The game has been developed in Unity, and all the art of the game has been created using Blender.
The art creation process began with the idea of building a low poly, colorful and innocent style for the game, contrasting with other bridge building games that tend to be more graphically realistic.
During the first months of development, different approaches were explored, making concept art and refining the final aesthetics with the Director Patrick Corrieri.
The main goal of the game is to build bridges that connect two pieces of terrain, allowing different types of vehicles to cross it in many creative ways.
Each of the vehicles had to be iconic and influence the gameplay with its shape, weight, speed, etc, so we went on a creative process of defining the different types of vehicles, paying attention to their silhouette and colors.
The first levels, environments and worlds were also defined, trying to find different moods and details that would make the environment enjoyable and fun, while mantaining the focus on the main action of the game.
Halfway through the development, we made a big overhaul of the game´s art. We did custom color palettes for each world, and unified the level of detail of the assets, improving the overall quality, and also giving each of the game worlds its own personality.
Blender has been heavily used in every step of the process, from the first concept art designs, to modelling and coloring of the final assets, as well as all the promotional work (merchandising, social media, Steam store material, etc)
Thanks to Blender´s flexibility, we could customize the tools for workflow we needed, even matching the appearance of the viewport shading system to the one used in Unity, or building custom asset libraries to keep everything organized. This helped to make asset creation and testing in-game faster, defining a bidirectional workflow that allows for lots of changes and improvements easily.

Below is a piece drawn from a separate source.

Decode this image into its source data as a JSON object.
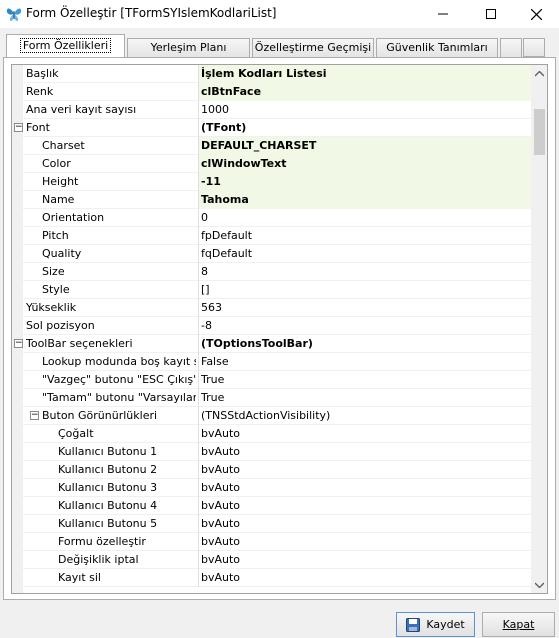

The modelling process for vehicles, terrains and assets that populate them, involved the use of lots of reference images and exploration to get iconic shapes and colors for the different assets. We used different modifiers regularly, like Mirror and Decimate, to reduce the final polygon count while retaining the desired shape of the objects.
Different approaches were taken for asset shading, starting with Cycles materials selections, Global Illumination and Ambient Occlusion texture baking using Cycles, and then exporting the maps for their use in Unity.
Finally, the system we used was vertex color painting, which sets data on the mesh, that is read in-game using a custom shader built for Unity, adequate to the low poly aesthetic and also beneficial for the posterior performance in the game engine.
To facilitate the process, a python script was developed to transfer, for every object in the game, their selections of material diffuse colors to its corresponding vertex RGB values. Also, a custom Ambient Occlusion shader was built, which brings more depth to the assets and improves the overall graphic quality of the game.
A constant back and forth testing between Blender and Unity helped to define each terrain and asset to adequate best to each level's gameplay.
The promotional images for merchandising and social media were all made using Cycles render, with flat materials and postproduction effects made using the Blender node graph.
Poly Bridge has been a great success since its debut as Early Access on Steam a year ago. It's been shown on various game festivals, as PAX South and GDC at San Francisco, introducing lots of improvements both on the gameplay and the art with each update.
Working on the game has been an awesome learning journey, working together with an international team from all over the world, and keeping great feedback with the players to include new ideas on the game.
www.javiervillalba.com (Freelance 3D Artist) is the Art Director of the game.